What is required » Check each line of the records below and collect those that include the word "knew".

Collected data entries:
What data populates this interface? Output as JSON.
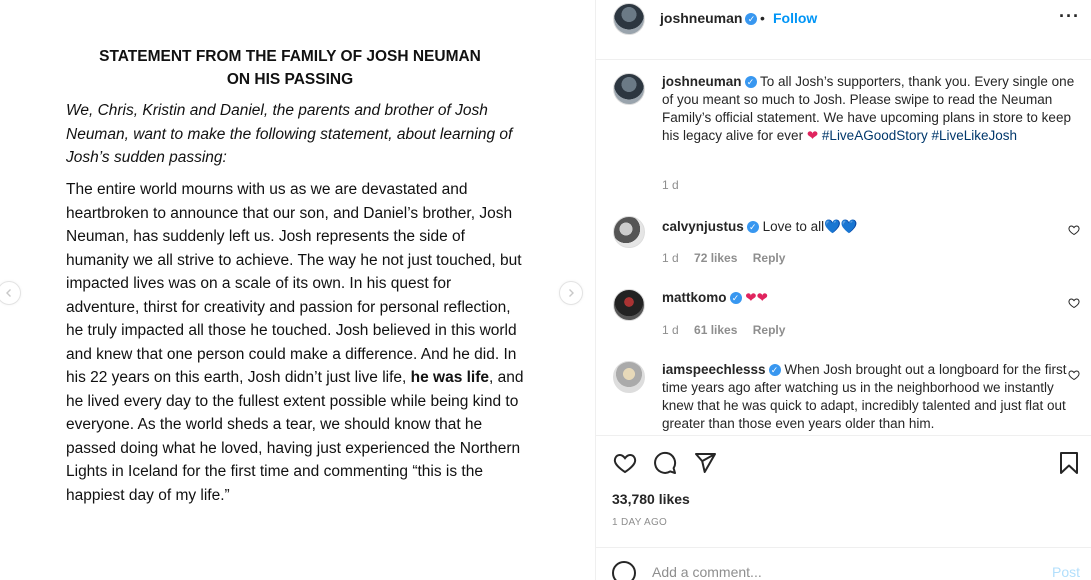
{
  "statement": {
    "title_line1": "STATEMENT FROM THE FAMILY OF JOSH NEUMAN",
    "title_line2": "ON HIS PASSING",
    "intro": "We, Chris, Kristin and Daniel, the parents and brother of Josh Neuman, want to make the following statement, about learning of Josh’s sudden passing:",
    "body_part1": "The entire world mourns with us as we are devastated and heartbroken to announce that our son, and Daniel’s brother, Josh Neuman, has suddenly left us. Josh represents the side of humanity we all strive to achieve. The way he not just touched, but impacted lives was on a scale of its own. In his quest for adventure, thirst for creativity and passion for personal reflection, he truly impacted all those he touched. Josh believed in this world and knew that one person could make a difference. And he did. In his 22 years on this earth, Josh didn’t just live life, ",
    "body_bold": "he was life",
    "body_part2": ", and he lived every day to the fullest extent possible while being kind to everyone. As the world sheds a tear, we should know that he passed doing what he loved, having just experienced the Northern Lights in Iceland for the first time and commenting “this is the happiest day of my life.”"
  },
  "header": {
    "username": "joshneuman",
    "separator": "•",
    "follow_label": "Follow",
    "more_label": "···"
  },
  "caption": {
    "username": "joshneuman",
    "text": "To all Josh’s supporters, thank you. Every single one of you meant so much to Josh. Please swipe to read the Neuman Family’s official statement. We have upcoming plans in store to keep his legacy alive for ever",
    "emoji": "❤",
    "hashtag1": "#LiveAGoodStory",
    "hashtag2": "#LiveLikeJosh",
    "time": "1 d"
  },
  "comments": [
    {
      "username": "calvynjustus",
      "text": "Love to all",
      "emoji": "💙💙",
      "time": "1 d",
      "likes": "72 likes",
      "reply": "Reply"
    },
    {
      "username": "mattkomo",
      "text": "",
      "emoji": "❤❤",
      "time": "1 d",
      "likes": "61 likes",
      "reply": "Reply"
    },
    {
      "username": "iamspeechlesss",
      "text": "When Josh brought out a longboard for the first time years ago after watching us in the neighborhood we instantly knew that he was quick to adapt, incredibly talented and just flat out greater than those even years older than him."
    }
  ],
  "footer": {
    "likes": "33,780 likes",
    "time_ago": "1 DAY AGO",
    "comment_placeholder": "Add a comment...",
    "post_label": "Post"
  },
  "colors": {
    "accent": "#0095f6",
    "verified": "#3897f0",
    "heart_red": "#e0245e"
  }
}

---

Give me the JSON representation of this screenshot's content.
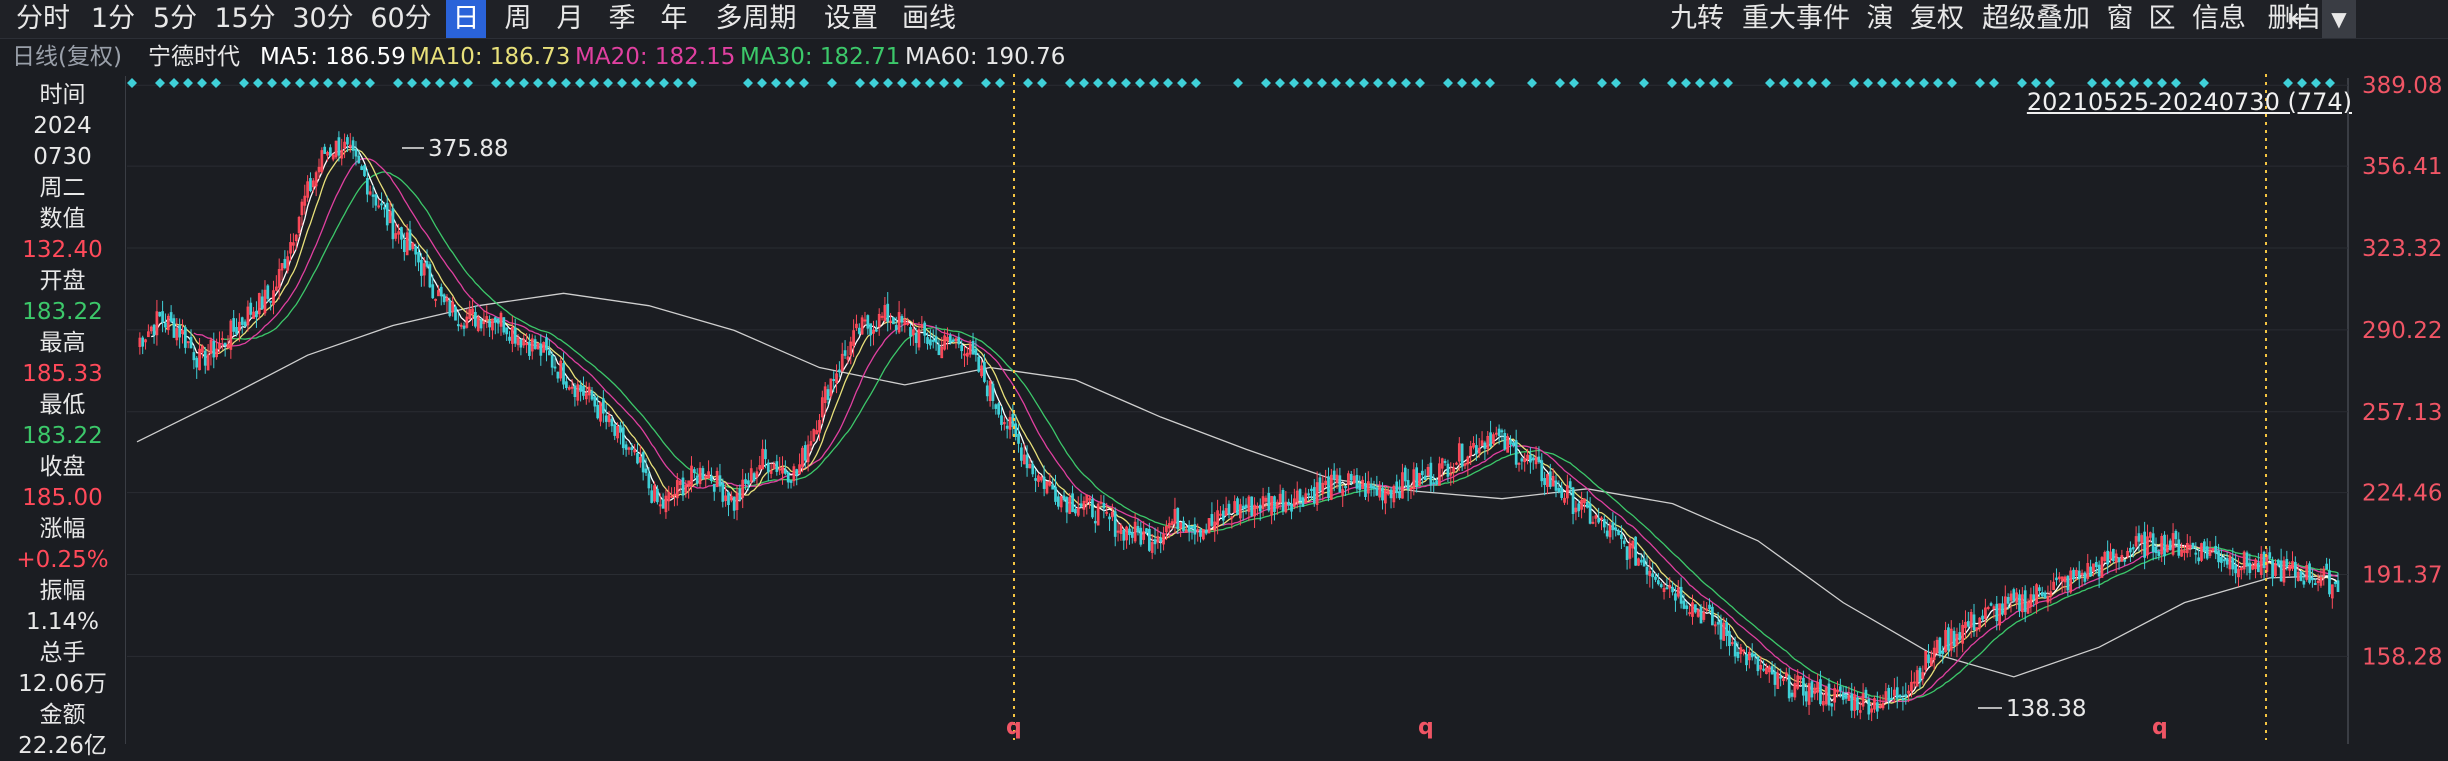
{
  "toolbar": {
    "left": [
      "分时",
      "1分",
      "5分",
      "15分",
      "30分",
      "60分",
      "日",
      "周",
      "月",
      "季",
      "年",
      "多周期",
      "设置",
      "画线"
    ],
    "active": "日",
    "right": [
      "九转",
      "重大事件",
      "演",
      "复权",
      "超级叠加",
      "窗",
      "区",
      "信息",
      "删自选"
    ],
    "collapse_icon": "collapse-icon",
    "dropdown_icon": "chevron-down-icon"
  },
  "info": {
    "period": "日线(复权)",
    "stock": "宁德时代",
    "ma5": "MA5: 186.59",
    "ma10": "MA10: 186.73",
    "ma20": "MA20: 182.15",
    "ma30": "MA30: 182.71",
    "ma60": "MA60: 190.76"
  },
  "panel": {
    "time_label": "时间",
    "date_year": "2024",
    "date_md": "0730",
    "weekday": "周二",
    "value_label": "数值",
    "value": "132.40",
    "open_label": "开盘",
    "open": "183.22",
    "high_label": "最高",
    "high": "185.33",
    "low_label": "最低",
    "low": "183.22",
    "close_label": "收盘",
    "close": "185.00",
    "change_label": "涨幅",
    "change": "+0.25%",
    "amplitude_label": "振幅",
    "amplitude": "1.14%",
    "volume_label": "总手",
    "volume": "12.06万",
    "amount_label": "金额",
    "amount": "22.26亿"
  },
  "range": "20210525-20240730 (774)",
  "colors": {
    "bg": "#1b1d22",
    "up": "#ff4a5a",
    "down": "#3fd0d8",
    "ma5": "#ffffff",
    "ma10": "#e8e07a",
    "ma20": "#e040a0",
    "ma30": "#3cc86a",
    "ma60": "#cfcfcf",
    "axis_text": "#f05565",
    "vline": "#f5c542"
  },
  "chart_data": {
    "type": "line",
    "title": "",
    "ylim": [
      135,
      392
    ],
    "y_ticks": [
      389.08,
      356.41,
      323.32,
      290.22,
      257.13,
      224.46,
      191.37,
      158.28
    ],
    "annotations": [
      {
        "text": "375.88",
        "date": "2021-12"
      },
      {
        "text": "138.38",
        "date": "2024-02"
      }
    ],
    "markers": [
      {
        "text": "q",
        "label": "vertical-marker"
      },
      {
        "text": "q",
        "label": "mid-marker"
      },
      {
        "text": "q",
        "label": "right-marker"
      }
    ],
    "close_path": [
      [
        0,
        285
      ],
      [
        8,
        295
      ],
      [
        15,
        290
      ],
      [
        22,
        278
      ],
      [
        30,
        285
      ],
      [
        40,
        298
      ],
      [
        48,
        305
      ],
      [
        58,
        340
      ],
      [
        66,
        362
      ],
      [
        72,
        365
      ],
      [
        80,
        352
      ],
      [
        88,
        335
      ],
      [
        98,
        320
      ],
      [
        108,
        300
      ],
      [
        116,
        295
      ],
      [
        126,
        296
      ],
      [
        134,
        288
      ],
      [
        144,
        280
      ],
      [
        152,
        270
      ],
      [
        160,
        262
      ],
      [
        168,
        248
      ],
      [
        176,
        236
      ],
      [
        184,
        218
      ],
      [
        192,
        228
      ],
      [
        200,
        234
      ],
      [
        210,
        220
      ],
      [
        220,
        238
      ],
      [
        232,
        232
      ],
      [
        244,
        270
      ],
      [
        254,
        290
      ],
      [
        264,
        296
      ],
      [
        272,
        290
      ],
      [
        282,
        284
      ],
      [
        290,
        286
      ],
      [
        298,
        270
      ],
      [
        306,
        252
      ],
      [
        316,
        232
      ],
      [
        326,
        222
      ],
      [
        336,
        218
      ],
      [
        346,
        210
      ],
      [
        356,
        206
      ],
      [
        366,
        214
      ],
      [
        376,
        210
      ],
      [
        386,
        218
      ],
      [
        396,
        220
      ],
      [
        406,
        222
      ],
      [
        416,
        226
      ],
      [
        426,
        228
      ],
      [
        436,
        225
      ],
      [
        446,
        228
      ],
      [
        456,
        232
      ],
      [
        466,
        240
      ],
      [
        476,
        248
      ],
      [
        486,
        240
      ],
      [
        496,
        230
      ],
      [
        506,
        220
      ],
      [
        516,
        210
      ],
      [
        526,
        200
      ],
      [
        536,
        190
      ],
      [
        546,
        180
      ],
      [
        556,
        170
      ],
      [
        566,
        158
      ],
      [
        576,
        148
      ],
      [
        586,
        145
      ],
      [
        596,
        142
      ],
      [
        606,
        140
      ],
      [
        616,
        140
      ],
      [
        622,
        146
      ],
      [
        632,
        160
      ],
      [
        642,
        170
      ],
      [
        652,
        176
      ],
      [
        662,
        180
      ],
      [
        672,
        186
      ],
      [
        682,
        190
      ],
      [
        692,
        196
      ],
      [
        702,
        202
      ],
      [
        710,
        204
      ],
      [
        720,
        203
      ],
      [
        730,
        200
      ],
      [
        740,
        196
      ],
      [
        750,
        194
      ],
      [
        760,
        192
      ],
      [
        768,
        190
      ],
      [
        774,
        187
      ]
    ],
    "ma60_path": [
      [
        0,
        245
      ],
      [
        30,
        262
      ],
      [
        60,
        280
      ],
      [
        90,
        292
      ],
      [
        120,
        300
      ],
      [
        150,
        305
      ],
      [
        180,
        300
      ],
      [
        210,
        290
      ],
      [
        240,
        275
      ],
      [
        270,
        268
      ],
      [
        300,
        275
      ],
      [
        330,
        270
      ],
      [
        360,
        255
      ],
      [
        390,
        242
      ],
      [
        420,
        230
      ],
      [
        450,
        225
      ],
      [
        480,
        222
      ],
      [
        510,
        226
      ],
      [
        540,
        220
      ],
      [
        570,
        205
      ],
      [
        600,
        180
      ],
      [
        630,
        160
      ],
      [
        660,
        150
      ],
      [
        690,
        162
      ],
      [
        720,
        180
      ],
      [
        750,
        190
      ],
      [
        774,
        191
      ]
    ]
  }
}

Reply to the exercise »
    "body_part1": "The entire world mourns with us as we are devastated and heartbroken to announce that our son, and Daniel’s brother, Josh Neuman, has suddenly left us. Josh represents the side of humanity we all strive to achieve. The way he not just touched, but impacted lives was on a scale of its own. In his quest for adventure, thirst for creativity and passion for personal reflection, he truly impacted all those he touched. Josh believed in this world and knew that one person could make a difference. And he did. In his 22 years on this earth, Josh didn’t just live life, ",
      "text": "When Josh brought out a longboard for the first time years ago after watching us in the neighborhood we instantly knew that he was quick to adapt, incredibly talented and just flat out greater than those even years older than him."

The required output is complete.